Before All Net Connect

Computer networks can be complicated, but you can avoid most network failures at most basic network level—your physical infrastructure. Network infrastructure includes things you can see. Look for potential problems with cables, cords, electrical outlets, Wi-Fi routers and other hardware. 

Sometimes poor installation is the culprit. (See the “before” photo.) But clumsy hands or feet can damage even properly installed infrastructure (“after”).. Rearranging equipment or routine office cleaning might be to blame. Water leaks or high heat can take down a network. So can bugs. Literally. (The world’s first computer bug was caused by an actual moth. *) 

These five steps can help you avoid preventable network errors. 

  • Never connect computers or moveable network equipment directly to solid-wire cables. ** 
  • Mount equipment properly. Racks and cabinets protect network equipment. 
  • Use high-quality battery backups to protect equipment and data. 
  • Manage cables and cords. Don’t let them dangle under desks or interfere with foot traffic. 
  • Protect network infrastructure from water and heat. 
After All Net Connect

If any part of your infrastructure looks like our “before” picture, your network is at risk. Following the simple guidelines above can help you avoid 90 percent of common network errors. 

* It happened on Sept. 9, 1947, at Harvard University. See National Geographic for the details. (Moth photo credit: Naval Surface Warfare Center, Dahlgren, VA.)

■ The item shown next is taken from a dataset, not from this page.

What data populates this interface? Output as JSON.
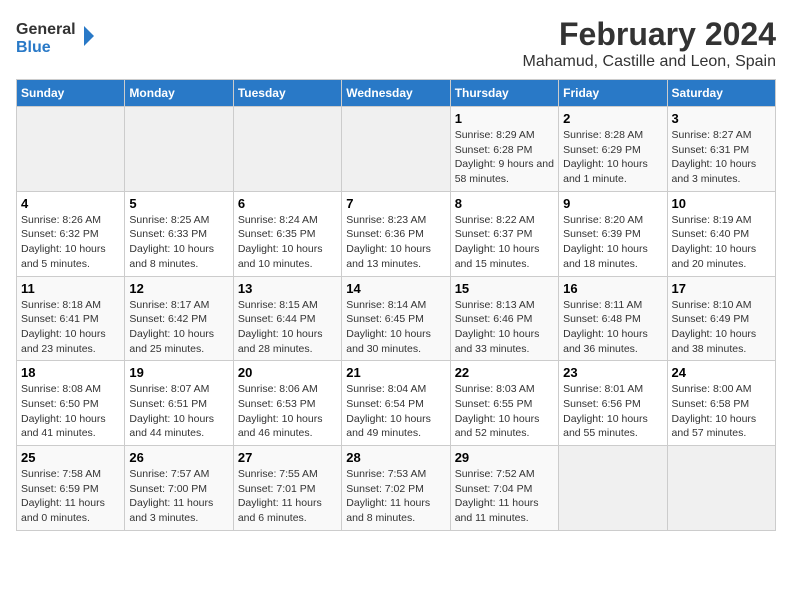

** This is important.  Solid-wire Cat5 and Cat6 cables provide long-term speed and reliability in a building between permanently mounted devices like wall jacks and patch panels. “Patch cables” are shorter and flexible, for use in a single room to connect switches, servers and computers. (The blue cables in the “after” photo are patch cables.  The cables in the “before” picture are a hodgepodge of backbone and patch cables. It’s a network outage waiting to happen.